** Task to carry out **
Retype all the data word for word.

------ Source records

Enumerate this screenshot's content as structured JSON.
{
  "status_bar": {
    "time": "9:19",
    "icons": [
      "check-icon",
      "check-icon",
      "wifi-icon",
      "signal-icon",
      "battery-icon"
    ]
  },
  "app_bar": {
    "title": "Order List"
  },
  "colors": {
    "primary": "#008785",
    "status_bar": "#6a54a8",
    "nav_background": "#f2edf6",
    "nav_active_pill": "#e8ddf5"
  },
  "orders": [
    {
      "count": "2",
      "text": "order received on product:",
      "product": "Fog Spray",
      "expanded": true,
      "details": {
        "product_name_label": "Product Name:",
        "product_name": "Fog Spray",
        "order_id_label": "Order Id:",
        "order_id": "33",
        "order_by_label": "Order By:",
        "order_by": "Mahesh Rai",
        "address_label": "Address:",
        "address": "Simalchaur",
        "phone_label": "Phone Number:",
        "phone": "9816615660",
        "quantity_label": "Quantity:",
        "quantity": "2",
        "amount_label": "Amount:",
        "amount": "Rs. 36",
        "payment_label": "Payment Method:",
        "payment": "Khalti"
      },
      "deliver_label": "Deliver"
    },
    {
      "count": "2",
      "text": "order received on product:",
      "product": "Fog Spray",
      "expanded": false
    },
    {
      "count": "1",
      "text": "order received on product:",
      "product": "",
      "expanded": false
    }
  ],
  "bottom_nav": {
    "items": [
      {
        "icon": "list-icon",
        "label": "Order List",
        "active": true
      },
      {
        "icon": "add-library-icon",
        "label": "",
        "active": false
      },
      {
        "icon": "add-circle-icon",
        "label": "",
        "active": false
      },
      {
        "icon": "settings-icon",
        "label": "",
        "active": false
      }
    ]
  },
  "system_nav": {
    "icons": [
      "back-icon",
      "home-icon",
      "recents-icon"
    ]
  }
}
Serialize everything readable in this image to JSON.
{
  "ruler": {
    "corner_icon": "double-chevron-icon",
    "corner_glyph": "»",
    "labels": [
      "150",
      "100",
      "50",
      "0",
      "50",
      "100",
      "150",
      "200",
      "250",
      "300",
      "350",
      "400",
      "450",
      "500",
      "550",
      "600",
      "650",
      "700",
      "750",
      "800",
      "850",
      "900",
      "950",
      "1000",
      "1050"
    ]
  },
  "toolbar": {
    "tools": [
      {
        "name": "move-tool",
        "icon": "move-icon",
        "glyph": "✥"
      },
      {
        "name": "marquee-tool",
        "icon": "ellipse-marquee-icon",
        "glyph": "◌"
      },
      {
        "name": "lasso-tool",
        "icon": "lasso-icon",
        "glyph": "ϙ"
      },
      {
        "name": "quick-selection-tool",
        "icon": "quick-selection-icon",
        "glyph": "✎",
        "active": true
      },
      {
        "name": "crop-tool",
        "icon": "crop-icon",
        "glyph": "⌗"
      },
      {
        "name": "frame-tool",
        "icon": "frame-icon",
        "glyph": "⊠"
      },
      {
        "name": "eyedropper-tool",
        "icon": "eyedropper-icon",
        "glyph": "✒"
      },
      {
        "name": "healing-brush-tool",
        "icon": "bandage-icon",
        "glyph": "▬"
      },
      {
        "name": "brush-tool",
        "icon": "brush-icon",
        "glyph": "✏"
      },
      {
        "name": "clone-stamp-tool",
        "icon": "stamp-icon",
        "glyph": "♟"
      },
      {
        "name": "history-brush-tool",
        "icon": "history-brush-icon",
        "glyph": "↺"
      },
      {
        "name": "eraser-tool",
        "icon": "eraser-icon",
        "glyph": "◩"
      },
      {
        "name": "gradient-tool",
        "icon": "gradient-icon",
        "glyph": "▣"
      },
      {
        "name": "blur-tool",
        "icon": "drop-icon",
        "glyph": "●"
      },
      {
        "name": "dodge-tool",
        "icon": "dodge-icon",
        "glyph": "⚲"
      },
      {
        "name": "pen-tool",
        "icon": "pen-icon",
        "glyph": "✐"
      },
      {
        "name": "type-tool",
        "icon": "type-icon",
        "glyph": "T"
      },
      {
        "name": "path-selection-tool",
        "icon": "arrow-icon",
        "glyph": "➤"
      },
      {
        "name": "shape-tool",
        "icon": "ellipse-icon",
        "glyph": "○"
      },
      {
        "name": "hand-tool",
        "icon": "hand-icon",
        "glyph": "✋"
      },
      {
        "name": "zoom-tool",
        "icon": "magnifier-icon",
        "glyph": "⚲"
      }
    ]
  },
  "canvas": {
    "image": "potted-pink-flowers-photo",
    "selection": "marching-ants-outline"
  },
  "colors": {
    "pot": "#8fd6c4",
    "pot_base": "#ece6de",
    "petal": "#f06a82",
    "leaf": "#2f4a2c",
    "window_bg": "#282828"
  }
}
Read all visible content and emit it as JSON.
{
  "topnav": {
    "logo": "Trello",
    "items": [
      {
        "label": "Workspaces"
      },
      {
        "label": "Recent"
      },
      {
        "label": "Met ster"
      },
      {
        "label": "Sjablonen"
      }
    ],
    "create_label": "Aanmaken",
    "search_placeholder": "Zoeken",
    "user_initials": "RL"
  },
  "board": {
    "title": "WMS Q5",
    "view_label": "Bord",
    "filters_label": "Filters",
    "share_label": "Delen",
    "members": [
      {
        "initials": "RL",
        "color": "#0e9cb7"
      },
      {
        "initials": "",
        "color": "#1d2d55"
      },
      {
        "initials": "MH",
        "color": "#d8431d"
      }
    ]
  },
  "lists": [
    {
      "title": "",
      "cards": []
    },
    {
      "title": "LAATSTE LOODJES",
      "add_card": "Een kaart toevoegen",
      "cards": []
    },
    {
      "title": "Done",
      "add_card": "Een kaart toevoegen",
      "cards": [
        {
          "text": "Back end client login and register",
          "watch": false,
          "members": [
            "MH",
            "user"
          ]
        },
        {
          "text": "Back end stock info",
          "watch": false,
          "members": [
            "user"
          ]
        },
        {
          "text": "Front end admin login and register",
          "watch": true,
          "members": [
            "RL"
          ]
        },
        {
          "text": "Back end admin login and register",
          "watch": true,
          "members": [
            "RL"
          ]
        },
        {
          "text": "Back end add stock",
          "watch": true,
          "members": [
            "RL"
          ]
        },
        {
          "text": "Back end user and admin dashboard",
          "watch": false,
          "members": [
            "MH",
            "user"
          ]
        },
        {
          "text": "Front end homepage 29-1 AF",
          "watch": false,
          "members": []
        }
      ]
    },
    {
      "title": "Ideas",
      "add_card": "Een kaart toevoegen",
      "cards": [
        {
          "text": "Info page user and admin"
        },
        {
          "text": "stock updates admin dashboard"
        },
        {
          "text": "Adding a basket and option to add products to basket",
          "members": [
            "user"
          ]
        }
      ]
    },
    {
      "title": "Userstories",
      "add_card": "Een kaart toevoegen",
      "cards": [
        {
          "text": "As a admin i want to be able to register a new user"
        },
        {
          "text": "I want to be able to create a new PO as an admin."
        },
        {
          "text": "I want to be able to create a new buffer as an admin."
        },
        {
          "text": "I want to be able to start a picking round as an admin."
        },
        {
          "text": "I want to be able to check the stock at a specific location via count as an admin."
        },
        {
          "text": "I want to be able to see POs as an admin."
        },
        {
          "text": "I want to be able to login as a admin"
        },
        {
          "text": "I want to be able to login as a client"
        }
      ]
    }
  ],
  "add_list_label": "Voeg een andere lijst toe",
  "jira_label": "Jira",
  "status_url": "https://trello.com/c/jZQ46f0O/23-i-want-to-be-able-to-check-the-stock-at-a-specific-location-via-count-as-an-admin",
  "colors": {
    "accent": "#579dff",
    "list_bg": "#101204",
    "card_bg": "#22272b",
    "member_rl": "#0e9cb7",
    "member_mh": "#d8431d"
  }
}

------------

** Response area **
Enumerate this screenshot's content as structured JSON.
{
  "status_bar": {
    "time": "9:19",
    "icons": [
      "check-icon",
      "check-icon",
      "wifi-icon",
      "signal-icon",
      "battery-icon"
    ]
  },
  "app_bar": {
    "title": "Order List"
  },
  "colors": {
    "primary": "#008785",
    "status_bar": "#6a54a8",
    "nav_background": "#f2edf6",
    "nav_active_pill": "#e8ddf5"
  },
  "orders": [
    {
      "count": "2",
      "text": "order received on product:",
      "product": "Fog Spray",
      "expanded": true,
      "details": {
        "product_name_label": "Product Name:",
        "product_name": "Fog Spray",
        "order_id_label": "Order Id:",
        "order_id": "33",
        "order_by_label": "Order By:",
        "order_by": "Mahesh Rai",
        "address_label": "Address:",
        "address": "Simalchaur",
        "phone_label": "Phone Number:",
        "phone": "9816615660",
        "quantity_label": "Quantity:",
        "quantity": "2",
        "amount_label": "Amount:",
        "amount": "Rs. 36",
        "payment_label": "Payment Method:",
        "payment": "Khalti"
      },
      "deliver_label": "Deliver"
    },
    {
      "count": "2",
      "text": "order received on product:",
      "product": "Fog Spray",
      "expanded": false
    },
    {
      "count": "1",
      "text": "order received on product:",
      "product": "",
      "expanded": false
    }
  ],
  "bottom_nav": {
    "items": [
      {
        "icon": "list-icon",
        "label": "Order List",
        "active": true
      },
      {
        "icon": "add-library-icon",
        "label": "",
        "active": false
      },
      {
        "icon": "add-circle-icon",
        "label": "",
        "active": false
      },
      {
        "icon": "settings-icon",
        "label": "",
        "active": false
      }
    ]
  },
  "system_nav": {
    "icons": [
      "back-icon",
      "home-icon",
      "recents-icon"
    ]
  }
}
Serialize everything readable in this image to JSON.
{
  "ruler": {
    "corner_icon": "double-chevron-icon",
    "corner_glyph": "»",
    "labels": [
      "150",
      "100",
      "50",
      "0",
      "50",
      "100",
      "150",
      "200",
      "250",
      "300",
      "350",
      "400",
      "450",
      "500",
      "550",
      "600",
      "650",
      "700",
      "750",
      "800",
      "850",
      "900",
      "950",
      "1000",
      "1050"
    ]
  },
  "toolbar": {
    "tools": [
      {
        "name": "move-tool",
        "icon": "move-icon",
        "glyph": "✥"
      },
      {
        "name": "marquee-tool",
        "icon": "ellipse-marquee-icon",
        "glyph": "◌"
      },
      {
        "name": "lasso-tool",
        "icon": "lasso-icon",
        "glyph": "ϙ"
      },
      {
        "name": "quick-selection-tool",
        "icon": "quick-selection-icon",
        "glyph": "✎",
        "active": true
      },
      {
        "name": "crop-tool",
        "icon": "crop-icon",
        "glyph": "⌗"
      },
      {
        "name": "frame-tool",
        "icon": "frame-icon",
        "glyph": "⊠"
      },
      {
        "name": "eyedropper-tool",
        "icon": "eyedropper-icon",
        "glyph": "✒"
      },
      {
        "name": "healing-brush-tool",
        "icon": "bandage-icon",
        "glyph": "▬"
      },
      {
        "name": "brush-tool",
        "icon": "brush-icon",
        "glyph": "✏"
      },
      {
        "name": "clone-stamp-tool",
        "icon": "stamp-icon",
        "glyph": "♟"
      },
      {
        "name": "history-brush-tool",
        "icon": "history-brush-icon",
        "glyph": "↺"
      },
      {
        "name": "eraser-tool",
        "icon": "eraser-icon",
        "glyph": "◩"
      },
      {
        "name": "gradient-tool",
        "icon": "gradient-icon",
        "glyph": "▣"
      },
      {
        "name": "blur-tool",
        "icon": "drop-icon",
        "glyph": "●"
      },
      {
        "name": "dodge-tool",
        "icon": "dodge-icon",
        "glyph": "⚲"
      },
      {
        "name": "pen-tool",
        "icon": "pen-icon",
        "glyph": "✐"
      },
      {
        "name": "type-tool",
        "icon": "type-icon",
        "glyph": "T"
      },
      {
        "name": "path-selection-tool",
        "icon": "arrow-icon",
        "glyph": "➤"
      },
      {
        "name": "shape-tool",
        "icon": "ellipse-icon",
        "glyph": "○"
      },
      {
        "name": "hand-tool",
        "icon": "hand-icon",
        "glyph": "✋"
      },
      {
        "name": "zoom-tool",
        "icon": "magnifier-icon",
        "glyph": "⚲"
      }
    ]
  },
  "canvas": {
    "image": "potted-pink-flowers-photo",
    "selection": "marching-ants-outline"
  },
  "colors": {
    "pot": "#8fd6c4",
    "pot_base": "#ece6de",
    "petal": "#f06a82",
    "leaf": "#2f4a2c",
    "window_bg": "#282828"
  }
}
Read all visible content and emit it as JSON.
{
  "topnav": {
    "logo": "Trello",
    "items": [
      {
        "label": "Workspaces"
      },
      {
        "label": "Recent"
      },
      {
        "label": "Met ster"
      },
      {
        "label": "Sjablonen"
      }
    ],
    "create_label": "Aanmaken",
    "search_placeholder": "Zoeken",
    "user_initials": "RL"
  },
  "board": {
    "title": "WMS Q5",
    "view_label": "Bord",
    "filters_label": "Filters",
    "share_label": "Delen",
    "members": [
      {
        "initials": "RL",
        "color": "#0e9cb7"
      },
      {
        "initials": "",
        "color": "#1d2d55"
      },
      {
        "initials": "MH",
        "color": "#d8431d"
      }
    ]
  },
  "lists": [
    {
      "title": "",
      "cards": []
    },
    {
      "title": "LAATSTE LOODJES",
      "add_card": "Een kaart toevoegen",
      "cards": []
    },
    {
      "title": "Done",
      "add_card": "Een kaart toevoegen",
      "cards": [
        {
          "text": "Back end client login and register",
          "watch": false,
          "members": [
            "MH",
            "user"
          ]
        },
        {
          "text": "Back end stock info",
          "watch": false,
          "members": [
            "user"
          ]
        },
        {
          "text": "Front end admin login and register",
          "watch": true,
          "members": [
            "RL"
          ]
        },
        {
          "text": "Back end admin login and register",
          "watch": true,
          "members": [
            "RL"
          ]
        },
        {
          "text": "Back end add stock",
          "watch": true,
          "members": [
            "RL"
          ]
        },
        {
          "text": "Back end user and admin dashboard",
          "watch": false,
          "members": [
            "MH",
            "user"
          ]
        },
        {
          "text": "Front end homepage 29-1 AF",
          "watch": false,
          "members": []
        }
      ]
    },
    {
      "title": "Ideas",
      "add_card": "Een kaart toevoegen",
      "cards": [
        {
          "text": "Info page user and admin"
        },
        {
          "text": "stock updates admin dashboard"
        },
        {
          "text": "Adding a basket and option to add products to basket",
          "members": [
            "user"
          ]
        }
      ]
    },
    {
      "title": "Userstories",
      "add_card": "Een kaart toevoegen",
      "cards": [
        {
          "text": "As a admin i want to be able to register a new user"
        },
        {
          "text": "I want to be able to create a new PO as an admin."
        },
        {
          "text": "I want to be able to create a new buffer as an admin."
        },
        {
          "text": "I want to be able to start a picking round as an admin."
        },
        {
          "text": "I want to be able to check the stock at a specific location via count as an admin."
        },
        {
          "text": "I want to be able to see POs as an admin."
        },
        {
          "text": "I want to be able to login as a admin"
        },
        {
          "text": "I want to be able to login as a client"
        }
      ]
    }
  ],
  "add_list_label": "Voeg een andere lijst toe",
  "jira_label": "Jira",
  "status_url": "https://trello.com/c/jZQ46f0O/23-i-want-to-be-able-to-check-the-stock-at-a-specific-location-via-count-as-an-admin",
  "colors": {
    "accent": "#579dff",
    "list_bg": "#101204",
    "card_bg": "#22272b",
    "member_rl": "#0e9cb7",
    "member_mh": "#d8431d"
  }
}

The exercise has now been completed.